* Given entries:
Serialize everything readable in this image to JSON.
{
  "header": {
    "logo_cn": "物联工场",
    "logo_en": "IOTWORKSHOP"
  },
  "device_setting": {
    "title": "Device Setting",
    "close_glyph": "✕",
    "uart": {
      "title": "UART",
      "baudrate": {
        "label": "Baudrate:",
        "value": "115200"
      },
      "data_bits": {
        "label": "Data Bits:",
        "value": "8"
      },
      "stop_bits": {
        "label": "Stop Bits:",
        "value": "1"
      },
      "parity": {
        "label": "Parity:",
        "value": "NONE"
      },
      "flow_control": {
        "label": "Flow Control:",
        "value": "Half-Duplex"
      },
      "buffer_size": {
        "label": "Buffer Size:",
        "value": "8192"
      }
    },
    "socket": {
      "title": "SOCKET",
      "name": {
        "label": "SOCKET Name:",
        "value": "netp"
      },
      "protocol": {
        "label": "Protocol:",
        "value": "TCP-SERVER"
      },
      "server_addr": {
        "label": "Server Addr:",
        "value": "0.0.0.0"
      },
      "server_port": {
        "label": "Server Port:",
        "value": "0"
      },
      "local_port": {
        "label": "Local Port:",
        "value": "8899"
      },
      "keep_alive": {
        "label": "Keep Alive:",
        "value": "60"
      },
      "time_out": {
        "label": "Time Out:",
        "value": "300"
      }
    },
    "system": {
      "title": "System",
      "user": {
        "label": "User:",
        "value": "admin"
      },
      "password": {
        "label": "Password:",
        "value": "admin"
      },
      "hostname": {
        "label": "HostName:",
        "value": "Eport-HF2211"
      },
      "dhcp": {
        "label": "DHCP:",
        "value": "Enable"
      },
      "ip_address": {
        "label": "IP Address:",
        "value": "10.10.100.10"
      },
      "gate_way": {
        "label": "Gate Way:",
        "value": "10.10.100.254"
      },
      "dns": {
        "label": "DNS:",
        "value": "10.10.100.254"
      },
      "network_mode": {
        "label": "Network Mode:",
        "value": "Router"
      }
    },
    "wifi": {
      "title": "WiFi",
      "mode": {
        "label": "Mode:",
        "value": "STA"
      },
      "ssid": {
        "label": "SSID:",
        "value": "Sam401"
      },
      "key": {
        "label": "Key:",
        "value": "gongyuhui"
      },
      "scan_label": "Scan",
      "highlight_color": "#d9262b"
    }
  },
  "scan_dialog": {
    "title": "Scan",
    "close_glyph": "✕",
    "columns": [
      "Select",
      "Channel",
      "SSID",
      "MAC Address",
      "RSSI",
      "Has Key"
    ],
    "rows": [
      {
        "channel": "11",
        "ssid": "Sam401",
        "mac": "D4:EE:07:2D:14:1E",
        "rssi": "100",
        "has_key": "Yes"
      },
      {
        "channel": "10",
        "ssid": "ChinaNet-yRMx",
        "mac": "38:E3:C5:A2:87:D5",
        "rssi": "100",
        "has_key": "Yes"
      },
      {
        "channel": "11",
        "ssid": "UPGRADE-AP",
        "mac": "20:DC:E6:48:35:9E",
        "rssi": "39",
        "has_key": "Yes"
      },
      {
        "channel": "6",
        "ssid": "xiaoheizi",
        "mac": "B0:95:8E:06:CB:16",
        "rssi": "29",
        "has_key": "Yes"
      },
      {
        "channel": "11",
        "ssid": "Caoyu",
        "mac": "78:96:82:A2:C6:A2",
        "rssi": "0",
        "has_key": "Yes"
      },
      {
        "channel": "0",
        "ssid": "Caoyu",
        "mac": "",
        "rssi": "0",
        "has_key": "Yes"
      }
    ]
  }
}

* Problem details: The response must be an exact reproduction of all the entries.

* Output of the exercise:
Serialize everything readable in this image to JSON.
{
  "header": {
    "logo_cn": "物联工场",
    "logo_en": "IOTWORKSHOP"
  },
  "device_setting": {
    "title": "Device Setting",
    "close_glyph": "✕",
    "uart": {
      "title": "UART",
      "baudrate": {
        "label": "Baudrate:",
        "value": "115200"
      },
      "data_bits": {
        "label": "Data Bits:",
        "value": "8"
      },
      "stop_bits": {
        "label": "Stop Bits:",
        "value": "1"
      },
      "parity": {
        "label": "Parity:",
        "value": "NONE"
      },
      "flow_control": {
        "label": "Flow Control:",
        "value": "Half-Duplex"
      },
      "buffer_size": {
        "label": "Buffer Size:",
        "value": "8192"
      }
    },
    "socket": {
      "title": "SOCKET",
      "name": {
        "label": "SOCKET Name:",
        "value": "netp"
      },
      "protocol": {
        "label": "Protocol:",
        "value": "TCP-SERVER"
      },
      "server_addr": {
        "label": "Server Addr:",
        "value": "0.0.0.0"
      },
      "server_port": {
        "label": "Server Port:",
        "value": "0"
      },
      "local_port": {
        "label": "Local Port:",
        "value": "8899"
      },
      "keep_alive": {
        "label": "Keep Alive:",
        "value": "60"
      },
      "time_out": {
        "label": "Time Out:",
        "value": "300"
      }
    },
    "system": {
      "title": "System",
      "user": {
        "label": "User:",
        "value": "admin"
      },
      "password": {
        "label": "Password:",
        "value": "admin"
      },
      "hostname": {
        "label": "HostName:",
        "value": "Eport-HF2211"
      },
      "dhcp": {
        "label": "DHCP:",
        "value": "Enable"
      },
      "ip_address": {
        "label": "IP Address:",
        "value": "10.10.100.10"
      },
      "gate_way": {
        "label": "Gate Way:",
        "value": "10.10.100.254"
      },
      "dns": {
        "label": "DNS:",
        "value": "10.10.100.254"
      },
      "network_mode": {
        "label": "Network Mode:",
        "value": "Router"
      }
    },
    "wifi": {
      "title": "WiFi",
      "mode": {
        "label": "Mode:",
        "value": "STA"
      },
      "ssid": {
        "label": "SSID:",
        "value": "Sam401"
      },
      "key": {
        "label": "Key:",
        "value": "gongyuhui"
      },
      "scan_label": "Scan",
      "highlight_color": "#d9262b"
    }
  },
  "scan_dialog": {
    "title": "Scan",
    "close_glyph": "✕",
    "columns": [
      "Select",
      "Channel",
      "SSID",
      "MAC Address",
      "RSSI",
      "Has Key"
    ],
    "rows": [
      {
        "channel": "11",
        "ssid": "Sam401",
        "mac": "D4:EE:07:2D:14:1E",
        "rssi": "100",
        "has_key": "Yes"
      },
      {
        "channel": "10",
        "ssid": "ChinaNet-yRMx",
        "mac": "38:E3:C5:A2:87:D5",
        "rssi": "100",
        "has_key": "Yes"
      },
      {
        "channel": "11",
        "ssid": "UPGRADE-AP",
        "mac": "20:DC:E6:48:35:9E",
        "rssi": "39",
        "has_key": "Yes"
      },
      {
        "channel": "6",
        "ssid": "xiaoheizi",
        "mac": "B0:95:8E:06:CB:16",
        "rssi": "29",
        "has_key": "Yes"
      },
      {
        "channel": "11",
        "ssid": "Caoyu",
        "mac": "78:96:82:A2:C6:A2",
        "rssi": "0",
        "has_key": "Yes"
      },
      {
        "channel": "0",
        "ssid": "Caoyu",
        "mac": "",
        "rssi": "0",
        "has_key": "Yes"
      }
    ]
  }
}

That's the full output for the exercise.